═════ RECORDS FOR THE TASK ═════

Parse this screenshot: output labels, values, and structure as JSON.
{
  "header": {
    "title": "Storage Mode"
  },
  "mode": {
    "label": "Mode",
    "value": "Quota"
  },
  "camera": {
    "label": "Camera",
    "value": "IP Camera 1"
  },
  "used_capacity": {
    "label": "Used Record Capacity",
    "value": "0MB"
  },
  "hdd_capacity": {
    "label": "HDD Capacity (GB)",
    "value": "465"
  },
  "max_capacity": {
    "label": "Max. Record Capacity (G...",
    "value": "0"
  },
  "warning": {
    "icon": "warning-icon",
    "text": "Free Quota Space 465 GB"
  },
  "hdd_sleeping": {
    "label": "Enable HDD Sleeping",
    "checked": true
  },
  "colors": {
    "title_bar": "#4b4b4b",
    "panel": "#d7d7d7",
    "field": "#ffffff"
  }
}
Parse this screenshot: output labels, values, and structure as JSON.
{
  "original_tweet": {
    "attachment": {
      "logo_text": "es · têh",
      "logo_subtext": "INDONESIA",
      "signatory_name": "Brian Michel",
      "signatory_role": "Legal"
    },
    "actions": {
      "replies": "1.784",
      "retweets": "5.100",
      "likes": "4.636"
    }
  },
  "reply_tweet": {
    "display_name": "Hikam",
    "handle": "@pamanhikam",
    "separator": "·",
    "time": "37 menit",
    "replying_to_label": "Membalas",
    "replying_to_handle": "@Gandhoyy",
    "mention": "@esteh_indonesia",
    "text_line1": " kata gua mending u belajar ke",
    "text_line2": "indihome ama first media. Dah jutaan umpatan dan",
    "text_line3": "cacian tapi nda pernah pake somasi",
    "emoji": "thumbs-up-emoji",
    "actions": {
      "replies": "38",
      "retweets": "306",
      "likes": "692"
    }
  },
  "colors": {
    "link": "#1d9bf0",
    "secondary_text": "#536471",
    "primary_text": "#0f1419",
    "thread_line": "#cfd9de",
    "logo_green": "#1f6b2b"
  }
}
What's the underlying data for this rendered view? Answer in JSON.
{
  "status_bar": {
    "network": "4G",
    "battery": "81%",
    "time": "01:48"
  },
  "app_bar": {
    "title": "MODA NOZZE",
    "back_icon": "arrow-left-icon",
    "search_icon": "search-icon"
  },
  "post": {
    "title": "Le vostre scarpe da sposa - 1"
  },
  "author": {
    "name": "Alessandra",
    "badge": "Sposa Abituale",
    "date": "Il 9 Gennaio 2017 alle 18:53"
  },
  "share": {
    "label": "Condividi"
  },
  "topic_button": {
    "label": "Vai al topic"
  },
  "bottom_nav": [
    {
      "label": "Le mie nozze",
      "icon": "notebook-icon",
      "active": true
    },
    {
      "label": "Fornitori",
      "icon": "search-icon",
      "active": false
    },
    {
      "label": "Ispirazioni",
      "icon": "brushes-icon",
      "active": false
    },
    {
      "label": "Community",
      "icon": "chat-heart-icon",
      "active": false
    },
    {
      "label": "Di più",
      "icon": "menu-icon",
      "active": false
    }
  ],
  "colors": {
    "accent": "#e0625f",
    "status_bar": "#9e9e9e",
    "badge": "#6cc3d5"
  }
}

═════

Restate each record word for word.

Parse this screenshot: output labels, values, and structure as JSON.
{
  "header": {
    "title": "Storage Mode"
  },
  "mode": {
    "label": "Mode",
    "value": "Quota"
  },
  "camera": {
    "label": "Camera",
    "value": "IP Camera 1"
  },
  "used_capacity": {
    "label": "Used Record Capacity",
    "value": "0MB"
  },
  "hdd_capacity": {
    "label": "HDD Capacity (GB)",
    "value": "465"
  },
  "max_capacity": {
    "label": "Max. Record Capacity (G...",
    "value": "0"
  },
  "warning": {
    "icon": "warning-icon",
    "text": "Free Quota Space 465 GB"
  },
  "hdd_sleeping": {
    "label": "Enable HDD Sleeping",
    "checked": true
  },
  "colors": {
    "title_bar": "#4b4b4b",
    "panel": "#d7d7d7",
    "field": "#ffffff"
  }
}
Parse this screenshot: output labels, values, and structure as JSON.
{
  "original_tweet": {
    "attachment": {
      "logo_text": "es · têh",
      "logo_subtext": "INDONESIA",
      "signatory_name": "Brian Michel",
      "signatory_role": "Legal"
    },
    "actions": {
      "replies": "1.784",
      "retweets": "5.100",
      "likes": "4.636"
    }
  },
  "reply_tweet": {
    "display_name": "Hikam",
    "handle": "@pamanhikam",
    "separator": "·",
    "time": "37 menit",
    "replying_to_label": "Membalas",
    "replying_to_handle": "@Gandhoyy",
    "mention": "@esteh_indonesia",
    "text_line1": " kata gua mending u belajar ke",
    "text_line2": "indihome ama first media. Dah jutaan umpatan dan",
    "text_line3": "cacian tapi nda pernah pake somasi",
    "emoji": "thumbs-up-emoji",
    "actions": {
      "replies": "38",
      "retweets": "306",
      "likes": "692"
    }
  },
  "colors": {
    "link": "#1d9bf0",
    "secondary_text": "#536471",
    "primary_text": "#0f1419",
    "thread_line": "#cfd9de",
    "logo_green": "#1f6b2b"
  }
}
What's the underlying data for this rendered view? Answer in JSON.
{
  "status_bar": {
    "network": "4G",
    "battery": "81%",
    "time": "01:48"
  },
  "app_bar": {
    "title": "MODA NOZZE",
    "back_icon": "arrow-left-icon",
    "search_icon": "search-icon"
  },
  "post": {
    "title": "Le vostre scarpe da sposa - 1"
  },
  "author": {
    "name": "Alessandra",
    "badge": "Sposa Abituale",
    "date": "Il 9 Gennaio 2017 alle 18:53"
  },
  "share": {
    "label": "Condividi"
  },
  "topic_button": {
    "label": "Vai al topic"
  },
  "bottom_nav": [
    {
      "label": "Le mie nozze",
      "icon": "notebook-icon",
      "active": true
    },
    {
      "label": "Fornitori",
      "icon": "search-icon",
      "active": false
    },
    {
      "label": "Ispirazioni",
      "icon": "brushes-icon",
      "active": false
    },
    {
      "label": "Community",
      "icon": "chat-heart-icon",
      "active": false
    },
    {
      "label": "Di più",
      "icon": "menu-icon",
      "active": false
    }
  ],
  "colors": {
    "accent": "#e0625f",
    "status_bar": "#9e9e9e",
    "badge": "#6cc3d5"
  }
}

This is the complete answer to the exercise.